## YOUR TASK
Every record shown here must be duplicated without change.

## THE INPUT
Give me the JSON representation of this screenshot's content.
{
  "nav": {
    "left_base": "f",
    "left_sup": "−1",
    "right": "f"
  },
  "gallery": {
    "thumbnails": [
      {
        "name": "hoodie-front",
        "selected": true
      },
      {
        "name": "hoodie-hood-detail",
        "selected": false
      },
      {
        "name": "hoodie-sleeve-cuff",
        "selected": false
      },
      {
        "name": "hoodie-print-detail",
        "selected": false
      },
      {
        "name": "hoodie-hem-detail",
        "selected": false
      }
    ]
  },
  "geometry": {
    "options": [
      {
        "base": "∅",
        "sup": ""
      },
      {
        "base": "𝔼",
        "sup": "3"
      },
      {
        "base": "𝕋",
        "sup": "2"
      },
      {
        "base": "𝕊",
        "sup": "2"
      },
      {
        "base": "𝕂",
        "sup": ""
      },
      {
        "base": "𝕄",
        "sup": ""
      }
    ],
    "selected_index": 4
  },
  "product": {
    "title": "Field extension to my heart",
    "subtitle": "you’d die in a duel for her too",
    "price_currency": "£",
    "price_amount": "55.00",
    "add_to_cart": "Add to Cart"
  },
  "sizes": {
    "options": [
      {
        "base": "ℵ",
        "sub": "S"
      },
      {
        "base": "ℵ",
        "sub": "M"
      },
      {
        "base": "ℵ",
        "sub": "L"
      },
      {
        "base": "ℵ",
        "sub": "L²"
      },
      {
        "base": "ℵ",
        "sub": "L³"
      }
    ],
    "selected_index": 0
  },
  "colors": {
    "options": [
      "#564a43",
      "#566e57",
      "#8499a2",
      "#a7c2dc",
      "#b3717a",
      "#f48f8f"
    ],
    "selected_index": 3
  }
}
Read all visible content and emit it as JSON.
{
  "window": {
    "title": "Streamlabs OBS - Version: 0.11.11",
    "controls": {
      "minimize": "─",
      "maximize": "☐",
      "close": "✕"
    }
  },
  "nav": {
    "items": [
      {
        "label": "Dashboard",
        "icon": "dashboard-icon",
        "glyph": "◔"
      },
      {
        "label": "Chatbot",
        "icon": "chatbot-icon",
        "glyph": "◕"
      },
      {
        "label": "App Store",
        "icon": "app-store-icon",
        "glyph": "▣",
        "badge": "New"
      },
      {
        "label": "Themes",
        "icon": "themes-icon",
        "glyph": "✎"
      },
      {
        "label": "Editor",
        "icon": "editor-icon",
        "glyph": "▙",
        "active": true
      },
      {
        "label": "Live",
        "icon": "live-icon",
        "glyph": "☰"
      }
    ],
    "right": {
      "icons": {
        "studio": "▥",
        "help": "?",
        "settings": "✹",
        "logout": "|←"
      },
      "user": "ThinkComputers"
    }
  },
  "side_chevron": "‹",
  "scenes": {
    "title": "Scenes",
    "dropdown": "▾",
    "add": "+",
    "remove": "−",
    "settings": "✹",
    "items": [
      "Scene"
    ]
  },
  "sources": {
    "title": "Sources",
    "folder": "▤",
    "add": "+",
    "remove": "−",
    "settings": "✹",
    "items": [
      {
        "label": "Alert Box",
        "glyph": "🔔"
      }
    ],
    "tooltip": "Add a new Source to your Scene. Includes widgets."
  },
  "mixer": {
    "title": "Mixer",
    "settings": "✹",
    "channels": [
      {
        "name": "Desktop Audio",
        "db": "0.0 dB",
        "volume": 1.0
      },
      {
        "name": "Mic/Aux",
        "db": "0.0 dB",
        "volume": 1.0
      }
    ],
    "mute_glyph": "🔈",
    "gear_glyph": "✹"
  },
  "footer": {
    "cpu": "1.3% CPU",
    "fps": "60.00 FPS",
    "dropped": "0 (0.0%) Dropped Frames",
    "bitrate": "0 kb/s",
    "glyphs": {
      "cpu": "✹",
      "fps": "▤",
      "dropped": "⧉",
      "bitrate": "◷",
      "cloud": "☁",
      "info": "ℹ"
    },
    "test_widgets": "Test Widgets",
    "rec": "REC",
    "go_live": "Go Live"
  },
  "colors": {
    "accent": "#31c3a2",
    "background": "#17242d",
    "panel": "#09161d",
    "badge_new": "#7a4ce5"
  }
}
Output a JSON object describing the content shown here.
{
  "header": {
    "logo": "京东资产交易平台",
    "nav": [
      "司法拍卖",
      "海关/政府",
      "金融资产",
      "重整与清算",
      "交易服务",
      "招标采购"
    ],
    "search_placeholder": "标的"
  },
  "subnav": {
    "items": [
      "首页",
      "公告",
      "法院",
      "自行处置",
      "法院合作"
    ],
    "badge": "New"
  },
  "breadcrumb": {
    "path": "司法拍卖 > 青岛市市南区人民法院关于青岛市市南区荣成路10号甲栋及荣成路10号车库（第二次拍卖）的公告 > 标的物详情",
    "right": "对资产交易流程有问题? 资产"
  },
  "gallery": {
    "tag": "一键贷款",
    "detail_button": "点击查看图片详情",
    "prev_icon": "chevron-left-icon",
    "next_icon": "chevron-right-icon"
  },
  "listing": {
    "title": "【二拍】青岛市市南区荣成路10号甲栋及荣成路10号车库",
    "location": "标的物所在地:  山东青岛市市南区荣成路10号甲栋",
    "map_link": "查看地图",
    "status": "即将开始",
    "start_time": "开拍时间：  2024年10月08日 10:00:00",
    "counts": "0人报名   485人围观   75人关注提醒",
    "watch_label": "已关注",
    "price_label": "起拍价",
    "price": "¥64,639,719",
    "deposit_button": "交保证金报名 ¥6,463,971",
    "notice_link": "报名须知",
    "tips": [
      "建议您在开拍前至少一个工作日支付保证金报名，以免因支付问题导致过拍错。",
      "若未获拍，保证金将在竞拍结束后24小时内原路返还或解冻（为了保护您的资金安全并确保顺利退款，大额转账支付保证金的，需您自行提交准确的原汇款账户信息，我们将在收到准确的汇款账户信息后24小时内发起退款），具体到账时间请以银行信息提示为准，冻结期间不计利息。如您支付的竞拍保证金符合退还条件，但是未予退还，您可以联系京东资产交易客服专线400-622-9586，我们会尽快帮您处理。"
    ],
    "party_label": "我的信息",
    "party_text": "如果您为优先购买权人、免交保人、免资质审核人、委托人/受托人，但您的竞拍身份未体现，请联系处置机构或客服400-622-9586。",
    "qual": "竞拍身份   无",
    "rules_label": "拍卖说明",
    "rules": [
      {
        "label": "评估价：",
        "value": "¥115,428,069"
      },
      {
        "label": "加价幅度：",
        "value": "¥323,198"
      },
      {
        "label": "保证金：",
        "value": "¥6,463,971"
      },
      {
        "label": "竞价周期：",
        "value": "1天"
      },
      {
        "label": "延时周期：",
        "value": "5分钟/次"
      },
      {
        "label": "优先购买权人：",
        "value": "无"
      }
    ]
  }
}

## ANSWER FOR THIS EXERCISE
Give me the JSON representation of this screenshot's content.
{
  "nav": {
    "left_base": "f",
    "left_sup": "−1",
    "right": "f"
  },
  "gallery": {
    "thumbnails": [
      {
        "name": "hoodie-front",
        "selected": true
      },
      {
        "name": "hoodie-hood-detail",
        "selected": false
      },
      {
        "name": "hoodie-sleeve-cuff",
        "selected": false
      },
      {
        "name": "hoodie-print-detail",
        "selected": false
      },
      {
        "name": "hoodie-hem-detail",
        "selected": false
      }
    ]
  },
  "geometry": {
    "options": [
      {
        "base": "∅",
        "sup": ""
      },
      {
        "base": "𝔼",
        "sup": "3"
      },
      {
        "base": "𝕋",
        "sup": "2"
      },
      {
        "base": "𝕊",
        "sup": "2"
      },
      {
        "base": "𝕂",
        "sup": ""
      },
      {
        "base": "𝕄",
        "sup": ""
      }
    ],
    "selected_index": 4
  },
  "product": {
    "title": "Field extension to my heart",
    "subtitle": "you’d die in a duel for her too",
    "price_currency": "£",
    "price_amount": "55.00",
    "add_to_cart": "Add to Cart"
  },
  "sizes": {
    "options": [
      {
        "base": "ℵ",
        "sub": "S"
      },
      {
        "base": "ℵ",
        "sub": "M"
      },
      {
        "base": "ℵ",
        "sub": "L"
      },
      {
        "base": "ℵ",
        "sub": "L²"
      },
      {
        "base": "ℵ",
        "sub": "L³"
      }
    ],
    "selected_index": 0
  },
  "colors": {
    "options": [
      "#564a43",
      "#566e57",
      "#8499a2",
      "#a7c2dc",
      "#b3717a",
      "#f48f8f"
    ],
    "selected_index": 3
  }
}
Read all visible content and emit it as JSON.
{
  "window": {
    "title": "Streamlabs OBS - Version: 0.11.11",
    "controls": {
      "minimize": "─",
      "maximize": "☐",
      "close": "✕"
    }
  },
  "nav": {
    "items": [
      {
        "label": "Dashboard",
        "icon": "dashboard-icon",
        "glyph": "◔"
      },
      {
        "label": "Chatbot",
        "icon": "chatbot-icon",
        "glyph": "◕"
      },
      {
        "label": "App Store",
        "icon": "app-store-icon",
        "glyph": "▣",
        "badge": "New"
      },
      {
        "label": "Themes",
        "icon": "themes-icon",
        "glyph": "✎"
      },
      {
        "label": "Editor",
        "icon": "editor-icon",
        "glyph": "▙",
        "active": true
      },
      {
        "label": "Live",
        "icon": "live-icon",
        "glyph": "☰"
      }
    ],
    "right": {
      "icons": {
        "studio": "▥",
        "help": "?",
        "settings": "✹",
        "logout": "|←"
      },
      "user": "ThinkComputers"
    }
  },
  "side_chevron": "‹",
  "scenes": {
    "title": "Scenes",
    "dropdown": "▾",
    "add": "+",
    "remove": "−",
    "settings": "✹",
    "items": [
      "Scene"
    ]
  },
  "sources": {
    "title": "Sources",
    "folder": "▤",
    "add": "+",
    "remove": "−",
    "settings": "✹",
    "items": [
      {
        "label": "Alert Box",
        "glyph": "🔔"
      }
    ],
    "tooltip": "Add a new Source to your Scene. Includes widgets."
  },
  "mixer": {
    "title": "Mixer",
    "settings": "✹",
    "channels": [
      {
        "name": "Desktop Audio",
        "db": "0.0 dB",
        "volume": 1.0
      },
      {
        "name": "Mic/Aux",
        "db": "0.0 dB",
        "volume": 1.0
      }
    ],
    "mute_glyph": "🔈",
    "gear_glyph": "✹"
  },
  "footer": {
    "cpu": "1.3% CPU",
    "fps": "60.00 FPS",
    "dropped": "0 (0.0%) Dropped Frames",
    "bitrate": "0 kb/s",
    "glyphs": {
      "cpu": "✹",
      "fps": "▤",
      "dropped": "⧉",
      "bitrate": "◷",
      "cloud": "☁",
      "info": "ℹ"
    },
    "test_widgets": "Test Widgets",
    "rec": "REC",
    "go_live": "Go Live"
  },
  "colors": {
    "accent": "#31c3a2",
    "background": "#17242d",
    "panel": "#09161d",
    "badge_new": "#7a4ce5"
  }
}
Output a JSON object describing the content shown here.
{
  "header": {
    "logo": "京东资产交易平台",
    "nav": [
      "司法拍卖",
      "海关/政府",
      "金融资产",
      "重整与清算",
      "交易服务",
      "招标采购"
    ],
    "search_placeholder": "标的"
  },
  "subnav": {
    "items": [
      "首页",
      "公告",
      "法院",
      "自行处置",
      "法院合作"
    ],
    "badge": "New"
  },
  "breadcrumb": {
    "path": "司法拍卖 > 青岛市市南区人民法院关于青岛市市南区荣成路10号甲栋及荣成路10号车库（第二次拍卖）的公告 > 标的物详情",
    "right": "对资产交易流程有问题? 资产"
  },
  "gallery": {
    "tag": "一键贷款",
    "detail_button": "点击查看图片详情",
    "prev_icon": "chevron-left-icon",
    "next_icon": "chevron-right-icon"
  },
  "listing": {
    "title": "【二拍】青岛市市南区荣成路10号甲栋及荣成路10号车库",
    "location": "标的物所在地:  山东青岛市市南区荣成路10号甲栋",
    "map_link": "查看地图",
    "status": "即将开始",
    "start_time": "开拍时间：  2024年10月08日 10:00:00",
    "counts": "0人报名   485人围观   75人关注提醒",
    "watch_label": "已关注",
    "price_label": "起拍价",
    "price": "¥64,639,719",
    "deposit_button": "交保证金报名 ¥6,463,971",
    "notice_link": "报名须知",
    "tips": [
      "建议您在开拍前至少一个工作日支付保证金报名，以免因支付问题导致过拍错。",
      "若未获拍，保证金将在竞拍结束后24小时内原路返还或解冻（为了保护您的资金安全并确保顺利退款，大额转账支付保证金的，需您自行提交准确的原汇款账户信息，我们将在收到准确的汇款账户信息后24小时内发起退款），具体到账时间请以银行信息提示为准，冻结期间不计利息。如您支付的竞拍保证金符合退还条件，但是未予退还，您可以联系京东资产交易客服专线400-622-9586，我们会尽快帮您处理。"
    ],
    "party_label": "我的信息",
    "party_text": "如果您为优先购买权人、免交保人、免资质审核人、委托人/受托人，但您的竞拍身份未体现，请联系处置机构或客服400-622-9586。",
    "qual": "竞拍身份   无",
    "rules_label": "拍卖说明",
    "rules": [
      {
        "label": "评估价：",
        "value": "¥115,428,069"
      },
      {
        "label": "加价幅度：",
        "value": "¥323,198"
      },
      {
        "label": "保证金：",
        "value": "¥6,463,971"
      },
      {
        "label": "竞价周期：",
        "value": "1天"
      },
      {
        "label": "延时周期：",
        "value": "5分钟/次"
      },
      {
        "label": "优先购买权人：",
        "value": "无"
      }
    ]
  }
}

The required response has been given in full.